### DATASET RECORDS
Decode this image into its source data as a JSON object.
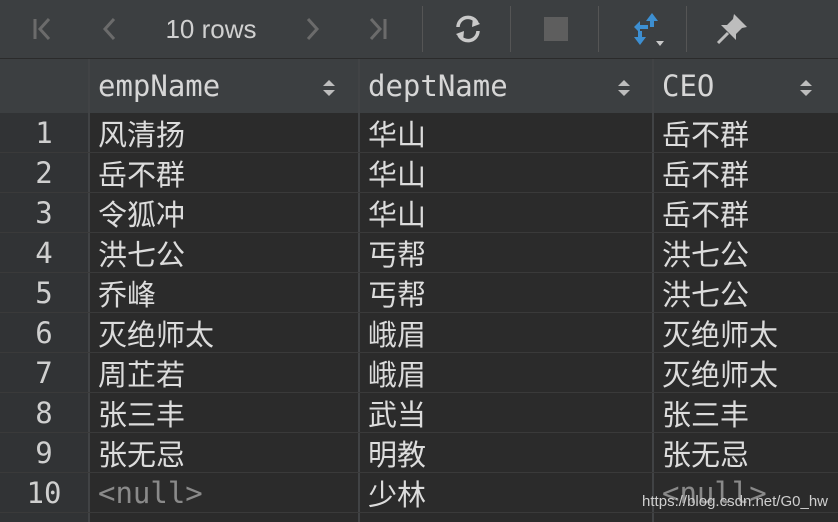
{
  "toolbar": {
    "rows_label": "10 rows",
    "icons": [
      "first-page-icon",
      "prev-page-icon",
      "next-page-icon",
      "last-page-icon",
      "refresh-icon",
      "stop-icon",
      "compare-icon",
      "pin-icon"
    ],
    "accent_color": "#3d8fd1"
  },
  "table": {
    "columns": [
      "empName",
      "deptName",
      "CEO"
    ],
    "rows": [
      {
        "num": "1",
        "cells": [
          "风清扬",
          "华山",
          "岳不群"
        ]
      },
      {
        "num": "2",
        "cells": [
          "岳不群",
          "华山",
          "岳不群"
        ]
      },
      {
        "num": "3",
        "cells": [
          "令狐冲",
          "华山",
          "岳不群"
        ]
      },
      {
        "num": "4",
        "cells": [
          "洪七公",
          "丐帮",
          "洪七公"
        ]
      },
      {
        "num": "5",
        "cells": [
          "乔峰",
          "丐帮",
          "洪七公"
        ]
      },
      {
        "num": "6",
        "cells": [
          "灭绝师太",
          "峨眉",
          "灭绝师太"
        ]
      },
      {
        "num": "7",
        "cells": [
          "周芷若",
          "峨眉",
          "灭绝师太"
        ]
      },
      {
        "num": "8",
        "cells": [
          "张三丰",
          "武当",
          "张三丰"
        ]
      },
      {
        "num": "9",
        "cells": [
          "张无忌",
          "明教",
          "张无忌"
        ]
      },
      {
        "num": "10",
        "cells": [
          "<null>",
          "少林",
          "<null>"
        ]
      }
    ]
  },
  "watermark": "https://blog.csdn.net/G0_hw"
}
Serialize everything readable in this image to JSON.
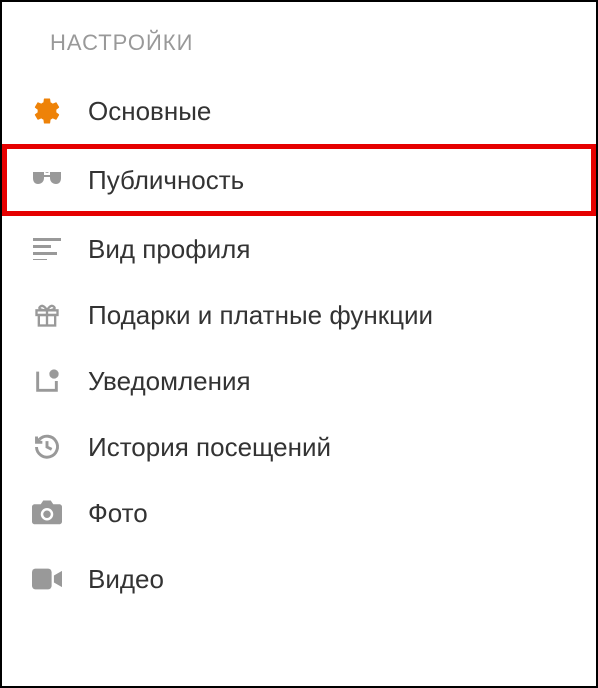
{
  "header": {
    "title": "НАСТРОЙКИ"
  },
  "menu": {
    "items": [
      {
        "label": "Основные"
      },
      {
        "label": "Публичность"
      },
      {
        "label": "Вид профиля"
      },
      {
        "label": "Подарки и платные функции"
      },
      {
        "label": "Уведомления"
      },
      {
        "label": "История посещений"
      },
      {
        "label": "Фото"
      },
      {
        "label": "Видео"
      }
    ]
  }
}
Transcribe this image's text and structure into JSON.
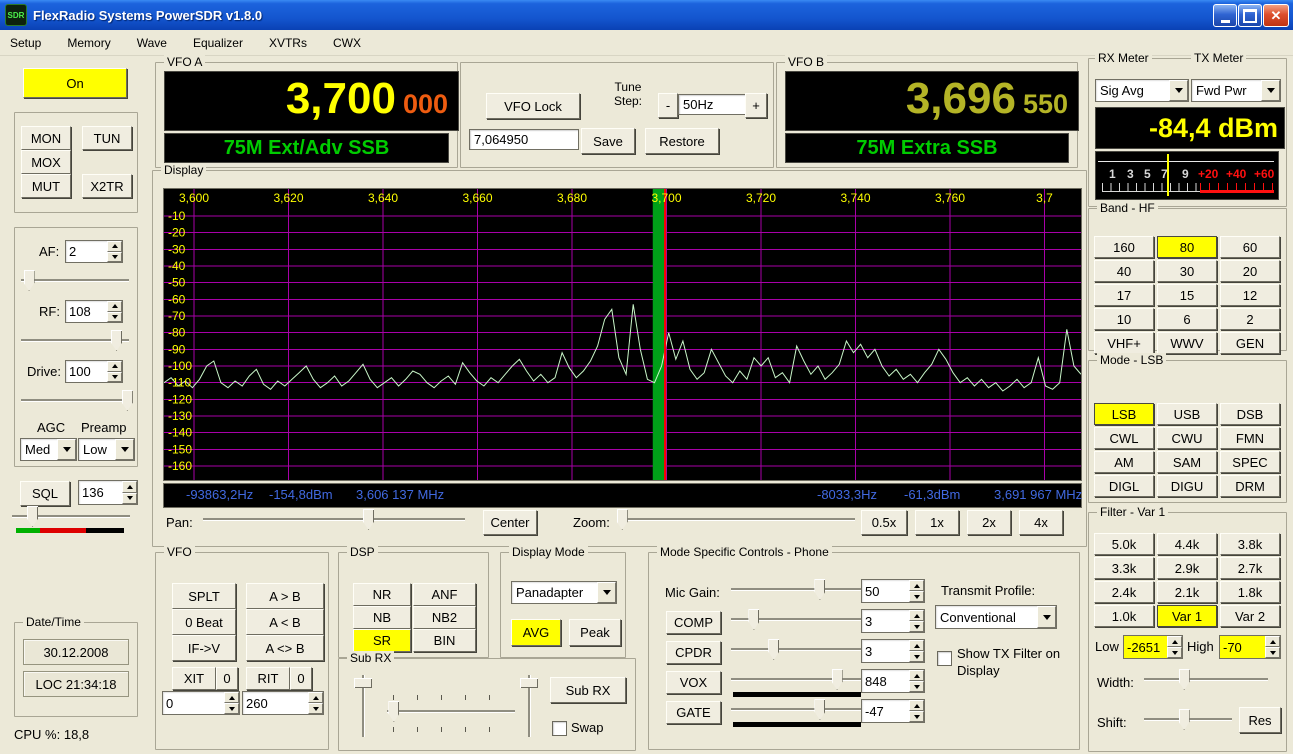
{
  "window": {
    "title": "FlexRadio Systems PowerSDR v1.8.0",
    "icon_label": "SDR"
  },
  "menu": {
    "items": [
      "Setup",
      "Memory",
      "Wave",
      "Equalizer",
      "XVTRs",
      "CWX"
    ]
  },
  "colors": {
    "active_yellow": "#ffff00",
    "display_grid": "#a800a8",
    "spectrum_trace": "#c8f5c8",
    "filter_band_green": "#00a018",
    "carrier_line_red": "#ff0000",
    "axis_label_yellow": "#ffff00",
    "status_text_blue": "#4169e1",
    "vfo_a_digits": "#ffff00",
    "vfo_a_subdigits": "#ee5c10",
    "vfo_b_digits": "#b4b426",
    "band_text_green": "#00cc00",
    "meter_text_yellow": "#ffff00"
  },
  "left": {
    "power": {
      "label": "On"
    },
    "tx_buttons": {
      "mon": "MON",
      "tun": "TUN",
      "mox": "MOX",
      "mut": "MUT",
      "x2tr": "X2TR"
    },
    "af": {
      "label": "AF:",
      "value": "2"
    },
    "rf": {
      "label": "RF:",
      "value": "108"
    },
    "drive": {
      "label": "Drive:",
      "value": "100"
    },
    "agc": {
      "label": "AGC",
      "value": "Med"
    },
    "preamp": {
      "label": "Preamp",
      "value": "Low"
    },
    "sql": {
      "label": "SQL",
      "value": "136"
    },
    "datetime": {
      "title": "Date/Time",
      "date": "30.12.2008",
      "time": "LOC 21:34:18"
    },
    "cpu_label": "CPU %: 18,8"
  },
  "vfo_a": {
    "title": "VFO A",
    "digits": "3,700",
    "sub_digits": "000",
    "band_text": "75M Ext/Adv SSB"
  },
  "vfo_b": {
    "title": "VFO B",
    "digits": "3,696",
    "sub_digits": "550",
    "band_text": "75M Extra SSB"
  },
  "tune": {
    "vfo_lock": "VFO Lock",
    "step_label": "Tune\nStep:",
    "minus": "-",
    "step_value": "50Hz",
    "plus": "+",
    "memory_value": "7,064950",
    "save": "Save",
    "restore": "Restore"
  },
  "meter": {
    "rx_title": "RX Meter",
    "tx_title": "TX Meter",
    "rx_mode": "Sig Avg",
    "tx_mode": "Fwd Pwr",
    "reading": "-84,4 dBm",
    "scale_white": [
      "1",
      "3",
      "5",
      "7",
      "9"
    ],
    "scale_red": [
      "+20",
      "+40",
      "+60"
    ]
  },
  "display": {
    "title": "Display",
    "freq_ticks": [
      "3,600",
      "3,620",
      "3,640",
      "3,660",
      "3,680",
      "3,700",
      "3,720",
      "3,740",
      "3,760",
      "3,7"
    ],
    "db_ticks": [
      "-10",
      "-20",
      "-30",
      "-40",
      "-50",
      "-60",
      "-70",
      "-80",
      "-90",
      "-100",
      "-110",
      "-120",
      "-130",
      "-140",
      "-150",
      "-160"
    ],
    "status_left": [
      "-93863,2Hz",
      "-154,8dBm",
      "3,606 137 MHz"
    ],
    "status_right": [
      "-8033,3Hz",
      "-61,3dBm",
      "3,691 967 MHz"
    ],
    "pan_label": "Pan:",
    "center_button": "Center",
    "zoom_label": "Zoom:",
    "zoom_buttons": [
      "0.5x",
      "1x",
      "2x",
      "4x"
    ],
    "spectrum": {
      "filter_band": {
        "start_frac": 0.533,
        "end_frac": 0.5475
      },
      "points_dbm": [
        -110,
        -107,
        -112,
        -109,
        -113,
        -108,
        -100,
        -97,
        -110,
        -113,
        -109,
        -112,
        -106,
        -102,
        -111,
        -114,
        -109,
        -112,
        -108,
        -104,
        -100,
        -108,
        -113,
        -110,
        -106,
        -112,
        -109,
        -104,
        -99,
        -108,
        -113,
        -110,
        -107,
        -112,
        -108,
        -103,
        -105,
        -110,
        -113,
        -109,
        -106,
        -111,
        -98,
        -104,
        -109,
        -112,
        -107,
        -110,
        -105,
        -100,
        -96,
        -103,
        -109,
        -105,
        -110,
        -107,
        -92,
        -101,
        -107,
        -103,
        -97,
        -88,
        -72,
        -66,
        -95,
        -105,
        -63,
        -90,
        -108,
        -110,
        -100,
        -80,
        -96,
        -85,
        -102,
        -108,
        -104,
        -90,
        -98,
        -106,
        -110,
        -103,
        -108,
        -95,
        -100,
        -95,
        -107,
        -104,
        -110,
        -88,
        -97,
        -105,
        -100,
        -108,
        -104,
        -99,
        -85,
        -92,
        -87,
        -95,
        -90,
        -100,
        -106,
        -102,
        -108,
        -105,
        -110,
        -104,
        -99,
        -90,
        -96,
        -104,
        -110,
        -107,
        -112,
        -108,
        -113,
        -110,
        -115,
        -112,
        -108,
        -113,
        -110,
        -95,
        -112,
        -114,
        -110,
        -78,
        -100,
        -105
      ]
    }
  },
  "band": {
    "title": "Band - HF",
    "active": "80",
    "buttons": [
      "160",
      "80",
      "60",
      "40",
      "30",
      "20",
      "17",
      "15",
      "12",
      "10",
      "6",
      "2",
      "VHF+",
      "WWV",
      "GEN"
    ]
  },
  "mode": {
    "title": "Mode - LSB",
    "active": "LSB",
    "buttons": [
      "LSB",
      "USB",
      "DSB",
      "CWL",
      "CWU",
      "FMN",
      "AM",
      "SAM",
      "SPEC",
      "DIGL",
      "DIGU",
      "DRM"
    ]
  },
  "filter": {
    "title": "Filter - Var 1",
    "active": "Var 1",
    "buttons": [
      "5.0k",
      "4.4k",
      "3.8k",
      "3.3k",
      "2.9k",
      "2.7k",
      "2.4k",
      "2.1k",
      "1.8k",
      "1.0k",
      "Var 1",
      "Var 2"
    ],
    "low_label": "Low",
    "low_value": "-2651",
    "high_label": "High",
    "high_value": "-70",
    "width_label": "Width:",
    "shift_label": "Shift:",
    "res_button": "Res"
  },
  "vfo_panel": {
    "title": "VFO",
    "splt": "SPLT",
    "a_to_b": "A > B",
    "zero_beat": "0 Beat",
    "b_to_a": "A < B",
    "if_to_v": "IF->V",
    "swap_ab": "A <> B",
    "xit": {
      "label": "XIT",
      "clear": "0",
      "value": "0"
    },
    "rit": {
      "label": "RIT",
      "clear": "0",
      "value": "260"
    }
  },
  "dsp": {
    "title": "DSP",
    "active": "SR",
    "nr": "NR",
    "anf": "ANF",
    "nb": "NB",
    "nb2": "NB2",
    "sr": "SR",
    "bin": "BIN"
  },
  "display_mode": {
    "title": "Display Mode",
    "selected": "Panadapter",
    "avg": "AVG",
    "peak": "Peak",
    "active": "AVG"
  },
  "sub_rx": {
    "title": "Sub RX",
    "button": "Sub RX",
    "swap_label": "Swap"
  },
  "phone": {
    "title": "Mode Specific Controls - Phone",
    "mic_label": "Mic Gain:",
    "mic_value": "50",
    "comp": "COMP",
    "comp_value": "3",
    "cpdr": "CPDR",
    "cpdr_value": "3",
    "vox": "VOX",
    "vox_value": "848",
    "gate": "GATE",
    "gate_value": "-47",
    "tx_profile_label": "Transmit Profile:",
    "tx_profile": "Conventional",
    "show_tx_filter_label": "Show TX Filter on Display"
  }
}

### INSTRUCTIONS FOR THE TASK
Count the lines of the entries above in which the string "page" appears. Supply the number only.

### WRITTEN SOLUTION
4